**Problem to solve:**
Set down the data again exactly. Pictures are not part of the copy.

Items from an interface collection
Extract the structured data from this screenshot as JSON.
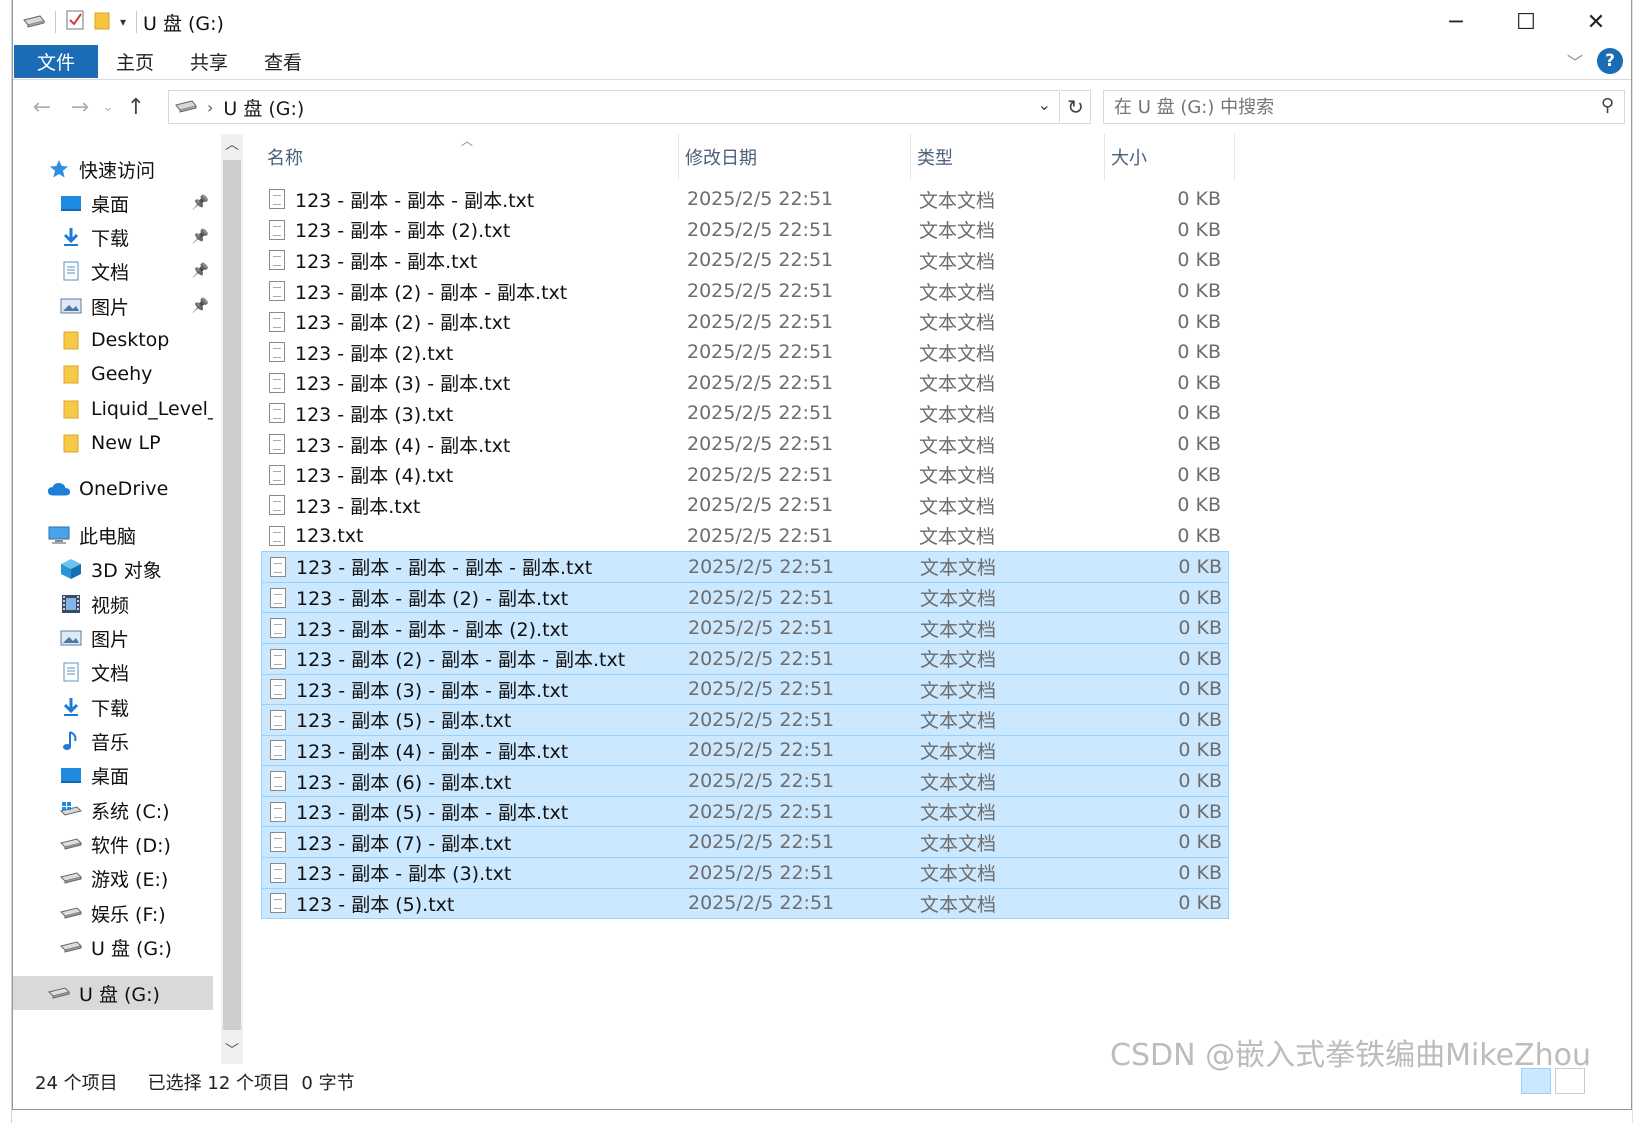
{
  "window": {
    "title": "U 盘 (G:)",
    "controls": {
      "minimize": "─",
      "maximize": "☐",
      "close": "✕"
    }
  },
  "ribbon": {
    "tabs": [
      "文件",
      "主页",
      "共享",
      "查看"
    ]
  },
  "address": {
    "path": "U 盘 (G:)",
    "search_placeholder": "在 U 盘 (G:) 中搜索"
  },
  "sidebar": {
    "items": [
      {
        "label": "快速访问",
        "icon": "star-icon",
        "indent": 0,
        "pinned": false
      },
      {
        "label": "桌面",
        "icon": "desktop-icon",
        "indent": 1,
        "pinned": true
      },
      {
        "label": "下载",
        "icon": "download-icon",
        "indent": 1,
        "pinned": true
      },
      {
        "label": "文档",
        "icon": "document-icon",
        "indent": 1,
        "pinned": true
      },
      {
        "label": "图片",
        "icon": "pictures-icon",
        "indent": 1,
        "pinned": true
      },
      {
        "label": "Desktop",
        "icon": "folder-icon",
        "indent": 1,
        "pinned": false
      },
      {
        "label": "Geehy",
        "icon": "folder-icon",
        "indent": 1,
        "pinned": false
      },
      {
        "label": "Liquid_Level_M",
        "icon": "folder-icon",
        "indent": 1,
        "pinned": false
      },
      {
        "label": "New LP",
        "icon": "folder-icon",
        "indent": 1,
        "pinned": false
      },
      {
        "label": "OneDrive",
        "icon": "cloud-icon",
        "indent": 0,
        "pinned": false
      },
      {
        "label": "此电脑",
        "icon": "computer-icon",
        "indent": 0,
        "pinned": false
      },
      {
        "label": "3D 对象",
        "icon": "cube-icon",
        "indent": 1,
        "pinned": false
      },
      {
        "label": "视频",
        "icon": "video-icon",
        "indent": 1,
        "pinned": false
      },
      {
        "label": "图片",
        "icon": "pictures-icon",
        "indent": 1,
        "pinned": false
      },
      {
        "label": "文档",
        "icon": "document-icon",
        "indent": 1,
        "pinned": false
      },
      {
        "label": "下载",
        "icon": "download-icon",
        "indent": 1,
        "pinned": false
      },
      {
        "label": "音乐",
        "icon": "music-icon",
        "indent": 1,
        "pinned": false
      },
      {
        "label": "桌面",
        "icon": "desktop-icon",
        "indent": 1,
        "pinned": false
      },
      {
        "label": "系统 (C:)",
        "icon": "windows-drive-icon",
        "indent": 1,
        "pinned": false
      },
      {
        "label": "软件 (D:)",
        "icon": "drive-icon",
        "indent": 1,
        "pinned": false
      },
      {
        "label": "游戏 (E:)",
        "icon": "drive-icon",
        "indent": 1,
        "pinned": false
      },
      {
        "label": "娱乐 (F:)",
        "icon": "drive-icon",
        "indent": 1,
        "pinned": false
      },
      {
        "label": "U 盘 (G:)",
        "icon": "usb-drive-icon",
        "indent": 1,
        "pinned": false
      },
      {
        "label": "U 盘 (G:)",
        "icon": "usb-drive-icon",
        "indent": 0,
        "pinned": false,
        "selected": true
      }
    ]
  },
  "columns": {
    "name": "名称",
    "date": "修改日期",
    "type": "类型",
    "size": "大小"
  },
  "files": [
    {
      "name": "123 - 副本 - 副本 - 副本.txt",
      "date": "2025/2/5 22:51",
      "type": "文本文档",
      "size": "0 KB",
      "selected": false
    },
    {
      "name": "123 - 副本 - 副本 (2).txt",
      "date": "2025/2/5 22:51",
      "type": "文本文档",
      "size": "0 KB",
      "selected": false
    },
    {
      "name": "123 - 副本 - 副本.txt",
      "date": "2025/2/5 22:51",
      "type": "文本文档",
      "size": "0 KB",
      "selected": false
    },
    {
      "name": "123 - 副本 (2) - 副本 - 副本.txt",
      "date": "2025/2/5 22:51",
      "type": "文本文档",
      "size": "0 KB",
      "selected": false
    },
    {
      "name": "123 - 副本 (2) - 副本.txt",
      "date": "2025/2/5 22:51",
      "type": "文本文档",
      "size": "0 KB",
      "selected": false
    },
    {
      "name": "123 - 副本 (2).txt",
      "date": "2025/2/5 22:51",
      "type": "文本文档",
      "size": "0 KB",
      "selected": false
    },
    {
      "name": "123 - 副本 (3) - 副本.txt",
      "date": "2025/2/5 22:51",
      "type": "文本文档",
      "size": "0 KB",
      "selected": false
    },
    {
      "name": "123 - 副本 (3).txt",
      "date": "2025/2/5 22:51",
      "type": "文本文档",
      "size": "0 KB",
      "selected": false
    },
    {
      "name": "123 - 副本 (4) - 副本.txt",
      "date": "2025/2/5 22:51",
      "type": "文本文档",
      "size": "0 KB",
      "selected": false
    },
    {
      "name": "123 - 副本 (4).txt",
      "date": "2025/2/5 22:51",
      "type": "文本文档",
      "size": "0 KB",
      "selected": false
    },
    {
      "name": "123 - 副本.txt",
      "date": "2025/2/5 22:51",
      "type": "文本文档",
      "size": "0 KB",
      "selected": false
    },
    {
      "name": "123.txt",
      "date": "2025/2/5 22:51",
      "type": "文本文档",
      "size": "0 KB",
      "selected": false
    },
    {
      "name": "123 - 副本 - 副本 - 副本 - 副本.txt",
      "date": "2025/2/5 22:51",
      "type": "文本文档",
      "size": "0 KB",
      "selected": true
    },
    {
      "name": "123 - 副本 - 副本 (2) - 副本.txt",
      "date": "2025/2/5 22:51",
      "type": "文本文档",
      "size": "0 KB",
      "selected": true
    },
    {
      "name": "123 - 副本 - 副本 - 副本 (2).txt",
      "date": "2025/2/5 22:51",
      "type": "文本文档",
      "size": "0 KB",
      "selected": true
    },
    {
      "name": "123 - 副本 (2) - 副本 - 副本 - 副本.txt",
      "date": "2025/2/5 22:51",
      "type": "文本文档",
      "size": "0 KB",
      "selected": true
    },
    {
      "name": "123 - 副本 (3) - 副本 - 副本.txt",
      "date": "2025/2/5 22:51",
      "type": "文本文档",
      "size": "0 KB",
      "selected": true
    },
    {
      "name": "123 - 副本 (5) - 副本.txt",
      "date": "2025/2/5 22:51",
      "type": "文本文档",
      "size": "0 KB",
      "selected": true
    },
    {
      "name": "123 - 副本 (4) - 副本 - 副本.txt",
      "date": "2025/2/5 22:51",
      "type": "文本文档",
      "size": "0 KB",
      "selected": true
    },
    {
      "name": "123 - 副本 (6) - 副本.txt",
      "date": "2025/2/5 22:51",
      "type": "文本文档",
      "size": "0 KB",
      "selected": true
    },
    {
      "name": "123 - 副本 (5) - 副本 - 副本.txt",
      "date": "2025/2/5 22:51",
      "type": "文本文档",
      "size": "0 KB",
      "selected": true
    },
    {
      "name": "123 - 副本 (7) - 副本.txt",
      "date": "2025/2/5 22:51",
      "type": "文本文档",
      "size": "0 KB",
      "selected": true
    },
    {
      "name": "123 - 副本 - 副本 (3).txt",
      "date": "2025/2/5 22:51",
      "type": "文本文档",
      "size": "0 KB",
      "selected": true
    },
    {
      "name": "123 - 副本 (5).txt",
      "date": "2025/2/5 22:51",
      "type": "文本文档",
      "size": "0 KB",
      "selected": true
    }
  ],
  "status": {
    "item_count": "24 个项目",
    "selection": "已选择 12 个项目  0 字节"
  },
  "watermark": "CSDN @嵌入式拳铁编曲MikeZhou",
  "colors": {
    "accent": "#1b6cb5",
    "selection_bg": "#cce8ff",
    "selection_border": "#99d1ff"
  }
}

**Result of the task:**
Extract the structured data from this screenshot as JSON.
{
  "window": {
    "title": "U 盘 (G:)",
    "controls": {
      "minimize": "─",
      "maximize": "☐",
      "close": "✕"
    }
  },
  "ribbon": {
    "tabs": [
      "文件",
      "主页",
      "共享",
      "查看"
    ]
  },
  "address": {
    "path": "U 盘 (G:)",
    "search_placeholder": "在 U 盘 (G:) 中搜索"
  },
  "sidebar": {
    "items": [
      {
        "label": "快速访问",
        "icon": "star-icon",
        "indent": 0,
        "pinned": false
      },
      {
        "label": "桌面",
        "icon": "desktop-icon",
        "indent": 1,
        "pinned": true
      },
      {
        "label": "下载",
        "icon": "download-icon",
        "indent": 1,
        "pinned": true
      },
      {
        "label": "文档",
        "icon": "document-icon",
        "indent": 1,
        "pinned": true
      },
      {
        "label": "图片",
        "icon": "pictures-icon",
        "indent": 1,
        "pinned": true
      },
      {
        "label": "Desktop",
        "icon": "folder-icon",
        "indent": 1,
        "pinned": false
      },
      {
        "label": "Geehy",
        "icon": "folder-icon",
        "indent": 1,
        "pinned": false
      },
      {
        "label": "Liquid_Level_M",
        "icon": "folder-icon",
        "indent": 1,
        "pinned": false
      },
      {
        "label": "New LP",
        "icon": "folder-icon",
        "indent": 1,
        "pinned": false
      },
      {
        "label": "OneDrive",
        "icon": "cloud-icon",
        "indent": 0,
        "pinned": false
      },
      {
        "label": "此电脑",
        "icon": "computer-icon",
        "indent": 0,
        "pinned": false
      },
      {
        "label": "3D 对象",
        "icon": "cube-icon",
        "indent": 1,
        "pinned": false
      },
      {
        "label": "视频",
        "icon": "video-icon",
        "indent": 1,
        "pinned": false
      },
      {
        "label": "图片",
        "icon": "pictures-icon",
        "indent": 1,
        "pinned": false
      },
      {
        "label": "文档",
        "icon": "document-icon",
        "indent": 1,
        "pinned": false
      },
      {
        "label": "下载",
        "icon": "download-icon",
        "indent": 1,
        "pinned": false
      },
      {
        "label": "音乐",
        "icon": "music-icon",
        "indent": 1,
        "pinned": false
      },
      {
        "label": "桌面",
        "icon": "desktop-icon",
        "indent": 1,
        "pinned": false
      },
      {
        "label": "系统 (C:)",
        "icon": "windows-drive-icon",
        "indent": 1,
        "pinned": false
      },
      {
        "label": "软件 (D:)",
        "icon": "drive-icon",
        "indent": 1,
        "pinned": false
      },
      {
        "label": "游戏 (E:)",
        "icon": "drive-icon",
        "indent": 1,
        "pinned": false
      },
      {
        "label": "娱乐 (F:)",
        "icon": "drive-icon",
        "indent": 1,
        "pinned": false
      },
      {
        "label": "U 盘 (G:)",
        "icon": "usb-drive-icon",
        "indent": 1,
        "pinned": false
      },
      {
        "label": "U 盘 (G:)",
        "icon": "usb-drive-icon",
        "indent": 0,
        "pinned": false,
        "selected": true
      }
    ]
  },
  "columns": {
    "name": "名称",
    "date": "修改日期",
    "type": "类型",
    "size": "大小"
  },
  "files": [
    {
      "name": "123 - 副本 - 副本 - 副本.txt",
      "date": "2025/2/5 22:51",
      "type": "文本文档",
      "size": "0 KB",
      "selected": false
    },
    {
      "name": "123 - 副本 - 副本 (2).txt",
      "date": "2025/2/5 22:51",
      "type": "文本文档",
      "size": "0 KB",
      "selected": false
    },
    {
      "name": "123 - 副本 - 副本.txt",
      "date": "2025/2/5 22:51",
      "type": "文本文档",
      "size": "0 KB",
      "selected": false
    },
    {
      "name": "123 - 副本 (2) - 副本 - 副本.txt",
      "date": "2025/2/5 22:51",
      "type": "文本文档",
      "size": "0 KB",
      "selected": false
    },
    {
      "name": "123 - 副本 (2) - 副本.txt",
      "date": "2025/2/5 22:51",
      "type": "文本文档",
      "size": "0 KB",
      "selected": false
    },
    {
      "name": "123 - 副本 (2).txt",
      "date": "2025/2/5 22:51",
      "type": "文本文档",
      "size": "0 KB",
      "selected": false
    },
    {
      "name": "123 - 副本 (3) - 副本.txt",
      "date": "2025/2/5 22:51",
      "type": "文本文档",
      "size": "0 KB",
      "selected": false
    },
    {
      "name": "123 - 副本 (3).txt",
      "date": "2025/2/5 22:51",
      "type": "文本文档",
      "size": "0 KB",
      "selected": false
    },
    {
      "name": "123 - 副本 (4) - 副本.txt",
      "date": "2025/2/5 22:51",
      "type": "文本文档",
      "size": "0 KB",
      "selected": false
    },
    {
      "name": "123 - 副本 (4).txt",
      "date": "2025/2/5 22:51",
      "type": "文本文档",
      "size": "0 KB",
      "selected": false
    },
    {
      "name": "123 - 副本.txt",
      "date": "2025/2/5 22:51",
      "type": "文本文档",
      "size": "0 KB",
      "selected": false
    },
    {
      "name": "123.txt",
      "date": "2025/2/5 22:51",
      "type": "文本文档",
      "size": "0 KB",
      "selected": false
    },
    {
      "name": "123 - 副本 - 副本 - 副本 - 副本.txt",
      "date": "2025/2/5 22:51",
      "type": "文本文档",
      "size": "0 KB",
      "selected": true
    },
    {
      "name": "123 - 副本 - 副本 (2) - 副本.txt",
      "date": "2025/2/5 22:51",
      "type": "文本文档",
      "size": "0 KB",
      "selected": true
    },
    {
      "name": "123 - 副本 - 副本 - 副本 (2).txt",
      "date": "2025/2/5 22:51",
      "type": "文本文档",
      "size": "0 KB",
      "selected": true
    },
    {
      "name": "123 - 副本 (2) - 副本 - 副本 - 副本.txt",
      "date": "2025/2/5 22:51",
      "type": "文本文档",
      "size": "0 KB",
      "selected": true
    },
    {
      "name": "123 - 副本 (3) - 副本 - 副本.txt",
      "date": "2025/2/5 22:51",
      "type": "文本文档",
      "size": "0 KB",
      "selected": true
    },
    {
      "name": "123 - 副本 (5) - 副本.txt",
      "date": "2025/2/5 22:51",
      "type": "文本文档",
      "size": "0 KB",
      "selected": true
    },
    {
      "name": "123 - 副本 (4) - 副本 - 副本.txt",
      "date": "2025/2/5 22:51",
      "type": "文本文档",
      "size": "0 KB",
      "selected": true
    },
    {
      "name": "123 - 副本 (6) - 副本.txt",
      "date": "2025/2/5 22:51",
      "type": "文本文档",
      "size": "0 KB",
      "selected": true
    },
    {
      "name": "123 - 副本 (5) - 副本 - 副本.txt",
      "date": "2025/2/5 22:51",
      "type": "文本文档",
      "size": "0 KB",
      "selected": true
    },
    {
      "name": "123 - 副本 (7) - 副本.txt",
      "date": "2025/2/5 22:51",
      "type": "文本文档",
      "size": "0 KB",
      "selected": true
    },
    {
      "name": "123 - 副本 - 副本 (3).txt",
      "date": "2025/2/5 22:51",
      "type": "文本文档",
      "size": "0 KB",
      "selected": true
    },
    {
      "name": "123 - 副本 (5).txt",
      "date": "2025/2/5 22:51",
      "type": "文本文档",
      "size": "0 KB",
      "selected": true
    }
  ],
  "status": {
    "item_count": "24 个项目",
    "selection": "已选择 12 个项目  0 字节"
  },
  "watermark": "CSDN @嵌入式拳铁编曲MikeZhou",
  "colors": {
    "accent": "#1b6cb5",
    "selection_bg": "#cce8ff",
    "selection_border": "#99d1ff"
  }
}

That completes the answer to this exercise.